A town with a church with a square on a hill on a Saturday night. Happy subsonic excitement. Follow the families walking up cobbles, cars maybe washed special and scooters, tuk tuks—probably not called that here—a parallel street. Open into popping light sizzle of people like a catherine wheel, enter the spin. Food stalls, neck charm vendors, fruit drink plastic noisy toys and boys wedged around a half dozen old style video arcade games across from tiny versions of carnival puzzle tables like where you roll a ball up an incline to try to get it to stop in a concavity with a number of points written next to it.
Shuffle through, smiles, fathers holding their daughters’ hands ignoring that their clothing is grown up tight, young men with their hair slicked back every cool tick, generations sitting together.

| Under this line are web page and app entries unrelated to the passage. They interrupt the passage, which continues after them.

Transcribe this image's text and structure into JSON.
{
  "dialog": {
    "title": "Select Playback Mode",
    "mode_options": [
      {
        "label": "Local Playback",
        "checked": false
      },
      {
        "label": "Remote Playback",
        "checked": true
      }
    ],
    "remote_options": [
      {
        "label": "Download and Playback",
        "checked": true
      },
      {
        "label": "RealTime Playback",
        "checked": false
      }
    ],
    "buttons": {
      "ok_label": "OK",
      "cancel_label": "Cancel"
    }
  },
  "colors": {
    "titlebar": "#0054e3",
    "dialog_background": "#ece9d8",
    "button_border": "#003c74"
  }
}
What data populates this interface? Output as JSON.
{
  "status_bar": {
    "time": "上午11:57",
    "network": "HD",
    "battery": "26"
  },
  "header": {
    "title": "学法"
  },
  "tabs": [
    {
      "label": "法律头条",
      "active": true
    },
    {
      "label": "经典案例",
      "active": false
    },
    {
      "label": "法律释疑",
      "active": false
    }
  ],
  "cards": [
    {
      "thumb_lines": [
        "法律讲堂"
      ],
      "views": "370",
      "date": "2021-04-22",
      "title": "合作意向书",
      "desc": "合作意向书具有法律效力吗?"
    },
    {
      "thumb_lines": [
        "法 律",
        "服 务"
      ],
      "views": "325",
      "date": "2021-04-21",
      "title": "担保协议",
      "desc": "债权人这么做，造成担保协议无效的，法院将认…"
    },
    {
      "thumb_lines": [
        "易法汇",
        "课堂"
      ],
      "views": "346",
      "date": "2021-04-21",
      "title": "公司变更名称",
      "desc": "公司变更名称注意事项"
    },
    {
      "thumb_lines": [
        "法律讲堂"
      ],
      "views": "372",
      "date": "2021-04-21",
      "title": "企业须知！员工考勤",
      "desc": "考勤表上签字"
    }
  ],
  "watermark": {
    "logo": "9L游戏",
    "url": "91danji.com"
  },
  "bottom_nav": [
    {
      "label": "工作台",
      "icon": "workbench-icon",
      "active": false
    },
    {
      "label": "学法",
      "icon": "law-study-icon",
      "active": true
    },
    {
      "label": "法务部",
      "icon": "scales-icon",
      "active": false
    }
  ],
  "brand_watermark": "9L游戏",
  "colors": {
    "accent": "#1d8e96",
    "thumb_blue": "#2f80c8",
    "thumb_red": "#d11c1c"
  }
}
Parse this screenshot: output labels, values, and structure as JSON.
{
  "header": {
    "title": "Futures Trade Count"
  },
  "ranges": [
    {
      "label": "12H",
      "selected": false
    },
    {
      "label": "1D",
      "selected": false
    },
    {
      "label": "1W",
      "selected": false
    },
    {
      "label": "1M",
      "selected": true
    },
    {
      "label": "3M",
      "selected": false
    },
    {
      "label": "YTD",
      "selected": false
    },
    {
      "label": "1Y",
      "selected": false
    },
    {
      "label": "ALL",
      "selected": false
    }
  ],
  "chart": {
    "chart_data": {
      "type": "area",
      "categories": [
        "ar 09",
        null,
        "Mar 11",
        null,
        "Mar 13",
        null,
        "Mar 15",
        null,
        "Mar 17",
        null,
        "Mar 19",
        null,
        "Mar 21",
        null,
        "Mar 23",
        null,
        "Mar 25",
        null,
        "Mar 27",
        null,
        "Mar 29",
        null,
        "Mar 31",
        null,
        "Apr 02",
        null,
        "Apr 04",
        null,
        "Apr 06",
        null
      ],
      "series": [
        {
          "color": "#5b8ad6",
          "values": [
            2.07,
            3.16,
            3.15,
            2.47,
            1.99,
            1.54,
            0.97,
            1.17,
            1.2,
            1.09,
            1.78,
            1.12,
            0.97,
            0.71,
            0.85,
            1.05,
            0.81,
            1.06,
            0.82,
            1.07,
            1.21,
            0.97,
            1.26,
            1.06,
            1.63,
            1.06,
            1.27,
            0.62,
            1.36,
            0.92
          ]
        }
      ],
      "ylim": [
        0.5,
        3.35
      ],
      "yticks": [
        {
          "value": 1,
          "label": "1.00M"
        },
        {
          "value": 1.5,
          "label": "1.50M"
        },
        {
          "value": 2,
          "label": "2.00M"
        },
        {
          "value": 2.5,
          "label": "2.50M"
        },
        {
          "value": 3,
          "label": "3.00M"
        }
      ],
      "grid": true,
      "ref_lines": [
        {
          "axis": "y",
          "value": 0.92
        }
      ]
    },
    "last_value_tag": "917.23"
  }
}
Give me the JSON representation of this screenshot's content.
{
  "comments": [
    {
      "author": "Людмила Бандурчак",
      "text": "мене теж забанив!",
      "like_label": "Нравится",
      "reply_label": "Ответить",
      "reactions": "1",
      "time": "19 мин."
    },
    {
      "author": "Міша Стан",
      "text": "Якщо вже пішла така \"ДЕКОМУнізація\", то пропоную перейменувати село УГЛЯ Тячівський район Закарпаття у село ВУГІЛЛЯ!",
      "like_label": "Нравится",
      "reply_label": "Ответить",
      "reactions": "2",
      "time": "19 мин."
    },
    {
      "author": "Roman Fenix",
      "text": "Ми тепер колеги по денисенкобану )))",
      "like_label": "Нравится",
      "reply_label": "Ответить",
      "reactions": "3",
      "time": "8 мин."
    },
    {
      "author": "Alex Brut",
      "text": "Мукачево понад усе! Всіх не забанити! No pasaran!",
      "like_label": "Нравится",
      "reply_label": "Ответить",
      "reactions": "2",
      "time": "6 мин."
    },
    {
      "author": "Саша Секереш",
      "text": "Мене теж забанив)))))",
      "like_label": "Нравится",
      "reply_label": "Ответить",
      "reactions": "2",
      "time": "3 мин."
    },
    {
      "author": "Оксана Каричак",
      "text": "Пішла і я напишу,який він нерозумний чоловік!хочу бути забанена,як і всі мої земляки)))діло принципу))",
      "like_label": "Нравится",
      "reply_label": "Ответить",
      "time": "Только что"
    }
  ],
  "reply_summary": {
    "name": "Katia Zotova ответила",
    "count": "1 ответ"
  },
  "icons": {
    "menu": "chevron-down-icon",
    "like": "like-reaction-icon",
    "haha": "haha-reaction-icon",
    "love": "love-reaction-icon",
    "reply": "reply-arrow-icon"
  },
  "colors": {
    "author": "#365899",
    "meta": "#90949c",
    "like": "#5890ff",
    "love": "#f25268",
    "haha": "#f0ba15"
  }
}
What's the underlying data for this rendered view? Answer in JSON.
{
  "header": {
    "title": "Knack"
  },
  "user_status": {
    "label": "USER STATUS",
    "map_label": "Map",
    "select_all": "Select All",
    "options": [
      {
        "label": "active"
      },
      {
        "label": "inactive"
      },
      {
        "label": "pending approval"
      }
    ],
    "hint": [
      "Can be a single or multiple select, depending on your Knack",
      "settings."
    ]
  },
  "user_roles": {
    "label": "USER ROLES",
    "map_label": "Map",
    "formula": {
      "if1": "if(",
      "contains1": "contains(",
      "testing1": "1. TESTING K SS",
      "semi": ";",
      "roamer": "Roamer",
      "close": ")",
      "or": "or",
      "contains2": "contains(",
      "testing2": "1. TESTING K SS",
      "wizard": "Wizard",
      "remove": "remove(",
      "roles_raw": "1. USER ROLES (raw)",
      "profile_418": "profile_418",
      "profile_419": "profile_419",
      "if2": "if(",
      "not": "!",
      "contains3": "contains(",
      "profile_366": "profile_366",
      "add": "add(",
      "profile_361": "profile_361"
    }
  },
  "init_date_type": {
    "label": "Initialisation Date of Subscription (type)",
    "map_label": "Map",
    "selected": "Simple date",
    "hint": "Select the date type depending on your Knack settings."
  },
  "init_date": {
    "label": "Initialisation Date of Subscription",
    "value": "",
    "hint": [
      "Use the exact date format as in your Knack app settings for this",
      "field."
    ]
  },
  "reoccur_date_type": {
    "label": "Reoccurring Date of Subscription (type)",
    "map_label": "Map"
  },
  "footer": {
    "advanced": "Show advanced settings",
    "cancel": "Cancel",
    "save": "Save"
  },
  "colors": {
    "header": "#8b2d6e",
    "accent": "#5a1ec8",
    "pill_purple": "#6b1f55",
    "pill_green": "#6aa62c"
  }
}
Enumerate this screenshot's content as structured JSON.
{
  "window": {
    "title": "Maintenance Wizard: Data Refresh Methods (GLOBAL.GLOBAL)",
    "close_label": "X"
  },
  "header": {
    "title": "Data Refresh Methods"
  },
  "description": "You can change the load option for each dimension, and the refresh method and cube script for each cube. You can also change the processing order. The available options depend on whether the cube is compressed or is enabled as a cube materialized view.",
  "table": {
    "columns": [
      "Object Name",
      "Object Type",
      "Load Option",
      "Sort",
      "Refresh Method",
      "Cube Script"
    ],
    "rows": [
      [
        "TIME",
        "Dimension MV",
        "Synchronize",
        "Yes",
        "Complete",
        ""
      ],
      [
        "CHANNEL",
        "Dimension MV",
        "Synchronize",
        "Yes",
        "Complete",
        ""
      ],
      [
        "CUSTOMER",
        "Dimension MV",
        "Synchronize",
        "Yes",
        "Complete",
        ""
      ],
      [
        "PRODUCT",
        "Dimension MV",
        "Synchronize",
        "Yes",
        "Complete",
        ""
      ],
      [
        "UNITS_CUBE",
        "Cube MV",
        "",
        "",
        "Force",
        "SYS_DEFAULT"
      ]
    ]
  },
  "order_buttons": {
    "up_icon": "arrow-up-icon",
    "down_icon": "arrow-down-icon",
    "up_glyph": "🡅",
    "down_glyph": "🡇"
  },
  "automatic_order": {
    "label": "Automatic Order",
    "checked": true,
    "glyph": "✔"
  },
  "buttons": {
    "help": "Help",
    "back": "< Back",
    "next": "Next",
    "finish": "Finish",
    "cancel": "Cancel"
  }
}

There’s a high school basketball tournament going on in the thick of it, purple with crisp passes and accurate shooting, squashing poor blue whose basket has a lid. After dinner, buy a couple of more beers and a slice of chocolate cake, sit next to a grandfather and grandsons who he buys bubble makers for, they run around trying to be mindful of the game on the court but it’s chaos the players just work around the kids and people and dogs and they blow bubbles on us and the grandfather gives the biggest hug I’ve seen.